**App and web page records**
*** Begin section ***

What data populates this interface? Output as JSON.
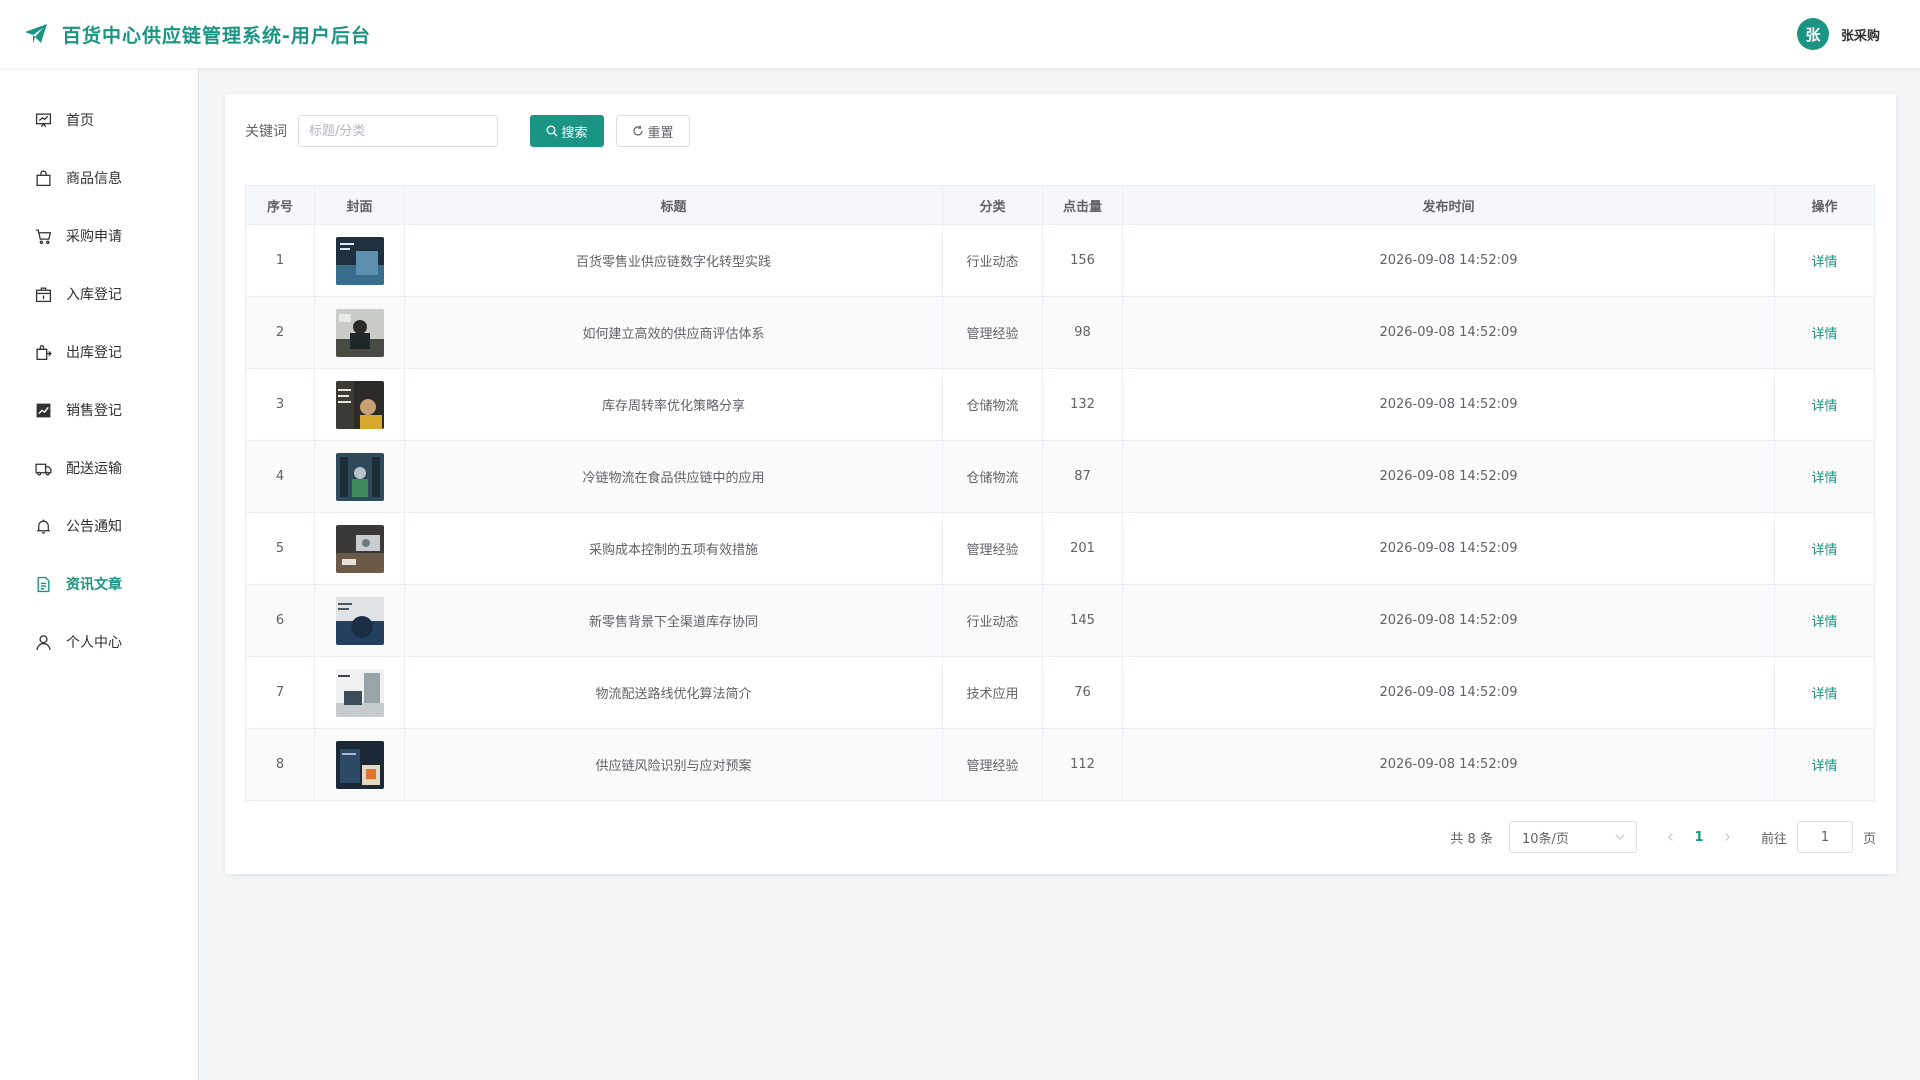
{
  "header": {
    "title": "百货中心供应链管理系统-用户后台",
    "avatar_text": "张",
    "user_name": "张采购"
  },
  "sidebar": {
    "items": [
      {
        "label": "首页",
        "icon": "dashboard-icon"
      },
      {
        "label": "商品信息",
        "icon": "shopping-bag-icon"
      },
      {
        "label": "采购申请",
        "icon": "cart-icon"
      },
      {
        "label": "入库登记",
        "icon": "box-in-icon"
      },
      {
        "label": "出库登记",
        "icon": "box-out-icon"
      },
      {
        "label": "销售登记",
        "icon": "trend-chart-icon"
      },
      {
        "label": "配送运输",
        "icon": "truck-icon"
      },
      {
        "label": "公告通知",
        "icon": "bell-icon"
      },
      {
        "label": "资讯文章",
        "icon": "document-icon",
        "active": true
      },
      {
        "label": "个人中心",
        "icon": "user-icon"
      }
    ]
  },
  "filter": {
    "keyword_label": "关键词",
    "keyword_placeholder": "标题/分类",
    "keyword_value": "",
    "search_label": "搜索",
    "reset_label": "重置"
  },
  "table": {
    "columns": [
      "序号",
      "封面",
      "标题",
      "分类",
      "点击量",
      "发布时间",
      "操作"
    ],
    "action_label": "详情",
    "rows": [
      {
        "index": "1",
        "title": "百货零售业供应链数字化转型实践",
        "category": "行业动态",
        "clicks": "156",
        "time": "2026-09-08 14:52:09"
      },
      {
        "index": "2",
        "title": "如何建立高效的供应商评估体系",
        "category": "管理经验",
        "clicks": "98",
        "time": "2026-09-08 14:52:09"
      },
      {
        "index": "3",
        "title": "库存周转率优化策略分享",
        "category": "仓储物流",
        "clicks": "132",
        "time": "2026-09-08 14:52:09"
      },
      {
        "index": "4",
        "title": "冷链物流在食品供应链中的应用",
        "category": "仓储物流",
        "clicks": "87",
        "time": "2026-09-08 14:52:09"
      },
      {
        "index": "5",
        "title": "采购成本控制的五项有效措施",
        "category": "管理经验",
        "clicks": "201",
        "time": "2026-09-08 14:52:09"
      },
      {
        "index": "6",
        "title": "新零售背景下全渠道库存协同",
        "category": "行业动态",
        "clicks": "145",
        "time": "2026-09-08 14:52:09"
      },
      {
        "index": "7",
        "title": "物流配送路线优化算法简介",
        "category": "技术应用",
        "clicks": "76",
        "time": "2026-09-08 14:52:09"
      },
      {
        "index": "8",
        "title": "供应链风险识别与应对预案",
        "category": "管理经验",
        "clicks": "112",
        "time": "2026-09-08 14:52:09"
      }
    ]
  },
  "pagination": {
    "total_text": "共 8 条",
    "page_size": "10条/页",
    "current_page": "1",
    "goto_label": "前往",
    "goto_value": "1",
    "page_suffix": "页"
  },
  "colors": {
    "primary": "#1a9583",
    "text": "#606266",
    "border": "#ebeef5"
  }
}
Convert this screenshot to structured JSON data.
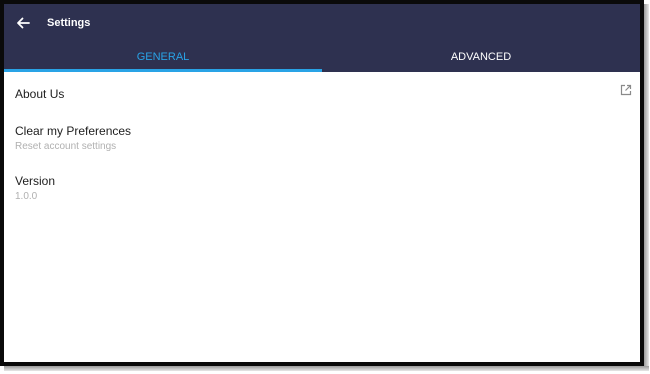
{
  "header": {
    "title": "Settings",
    "back_icon": "arrow-left-icon",
    "background": "#2e3150"
  },
  "tabs": [
    {
      "label": "GENERAL",
      "active": true
    },
    {
      "label": "ADVANCED",
      "active": false
    }
  ],
  "accent_color": "#29a3e6",
  "settings": {
    "about": {
      "title": "About Us",
      "icon": "external-link-icon"
    },
    "clear_prefs": {
      "title": "Clear my Preferences",
      "subtitle": "Reset account settings"
    },
    "version": {
      "title": "Version",
      "value": "1.0.0"
    }
  }
}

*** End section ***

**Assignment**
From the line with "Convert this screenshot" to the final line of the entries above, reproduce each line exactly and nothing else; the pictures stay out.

**Answer to this exercise**
Convert this screenshot to structured JSON data.
{
  "header": {
    "title": "Settings",
    "back_icon": "arrow-left-icon",
    "background": "#2e3150"
  },
  "tabs": [
    {
      "label": "GENERAL",
      "active": true
    },
    {
      "label": "ADVANCED",
      "active": false
    }
  ],
  "accent_color": "#29a3e6",
  "settings": {
    "about": {
      "title": "About Us",
      "icon": "external-link-icon"
    },
    "clear_prefs": {
      "title": "Clear my Preferences",
      "subtitle": "Reset account settings"
    },
    "version": {
      "title": "Version",
      "value": "1.0.0"
    }
  }
}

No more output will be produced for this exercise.